_Problem to work on_. Tally every line of the entries that contains the string "List", then reply with only that number.

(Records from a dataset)
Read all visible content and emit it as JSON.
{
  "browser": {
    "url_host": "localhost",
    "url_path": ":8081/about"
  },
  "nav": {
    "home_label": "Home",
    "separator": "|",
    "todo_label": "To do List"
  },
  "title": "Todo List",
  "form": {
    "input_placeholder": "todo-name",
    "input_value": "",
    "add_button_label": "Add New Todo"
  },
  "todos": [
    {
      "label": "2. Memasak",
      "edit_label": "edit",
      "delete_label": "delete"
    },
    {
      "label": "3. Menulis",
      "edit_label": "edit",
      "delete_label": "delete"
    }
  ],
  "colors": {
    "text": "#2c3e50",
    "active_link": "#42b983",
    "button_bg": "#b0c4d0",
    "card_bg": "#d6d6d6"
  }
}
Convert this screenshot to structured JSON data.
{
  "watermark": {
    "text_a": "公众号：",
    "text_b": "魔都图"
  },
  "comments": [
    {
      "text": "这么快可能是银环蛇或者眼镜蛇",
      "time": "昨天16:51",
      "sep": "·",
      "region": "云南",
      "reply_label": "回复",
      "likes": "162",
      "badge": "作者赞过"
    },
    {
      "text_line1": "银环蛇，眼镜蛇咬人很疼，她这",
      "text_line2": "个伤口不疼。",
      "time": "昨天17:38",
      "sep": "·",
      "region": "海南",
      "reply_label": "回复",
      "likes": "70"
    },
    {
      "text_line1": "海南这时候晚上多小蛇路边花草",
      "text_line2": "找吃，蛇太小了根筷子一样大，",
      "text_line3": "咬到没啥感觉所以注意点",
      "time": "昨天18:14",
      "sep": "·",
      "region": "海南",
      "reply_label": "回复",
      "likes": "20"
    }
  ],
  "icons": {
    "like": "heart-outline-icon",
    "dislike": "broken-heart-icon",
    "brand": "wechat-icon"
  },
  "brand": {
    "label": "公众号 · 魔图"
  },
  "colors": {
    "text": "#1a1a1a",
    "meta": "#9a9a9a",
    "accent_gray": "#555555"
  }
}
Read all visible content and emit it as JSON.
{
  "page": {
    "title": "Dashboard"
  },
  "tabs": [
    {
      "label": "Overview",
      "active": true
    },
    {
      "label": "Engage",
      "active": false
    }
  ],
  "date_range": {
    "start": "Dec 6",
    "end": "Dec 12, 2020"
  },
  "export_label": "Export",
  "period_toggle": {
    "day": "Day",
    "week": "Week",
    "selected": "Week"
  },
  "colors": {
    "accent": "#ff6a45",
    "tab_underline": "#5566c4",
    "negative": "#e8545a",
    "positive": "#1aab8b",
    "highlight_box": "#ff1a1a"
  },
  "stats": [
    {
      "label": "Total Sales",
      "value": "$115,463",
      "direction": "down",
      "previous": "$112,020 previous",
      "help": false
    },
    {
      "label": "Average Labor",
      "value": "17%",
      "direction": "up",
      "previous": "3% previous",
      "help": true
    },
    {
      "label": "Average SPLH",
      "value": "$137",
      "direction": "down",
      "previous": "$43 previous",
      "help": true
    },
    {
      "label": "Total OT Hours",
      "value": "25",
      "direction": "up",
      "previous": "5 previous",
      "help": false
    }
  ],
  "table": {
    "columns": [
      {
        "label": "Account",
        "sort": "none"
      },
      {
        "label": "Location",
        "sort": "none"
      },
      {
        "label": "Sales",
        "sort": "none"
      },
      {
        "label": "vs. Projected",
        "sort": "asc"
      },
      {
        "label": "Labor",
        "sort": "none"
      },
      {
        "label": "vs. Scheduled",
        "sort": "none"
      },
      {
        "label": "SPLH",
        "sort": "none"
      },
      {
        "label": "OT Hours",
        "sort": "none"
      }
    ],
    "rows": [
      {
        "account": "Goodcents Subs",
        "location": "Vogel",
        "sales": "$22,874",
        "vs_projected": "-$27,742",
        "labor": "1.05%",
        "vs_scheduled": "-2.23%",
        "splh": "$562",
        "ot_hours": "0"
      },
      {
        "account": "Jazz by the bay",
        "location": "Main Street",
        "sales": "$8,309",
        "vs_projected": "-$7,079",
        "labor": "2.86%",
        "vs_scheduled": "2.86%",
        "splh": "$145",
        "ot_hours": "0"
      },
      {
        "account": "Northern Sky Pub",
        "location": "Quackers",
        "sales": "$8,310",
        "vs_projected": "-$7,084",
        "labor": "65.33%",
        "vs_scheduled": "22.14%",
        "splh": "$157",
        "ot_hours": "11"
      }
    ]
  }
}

_Output of the exercise_. 2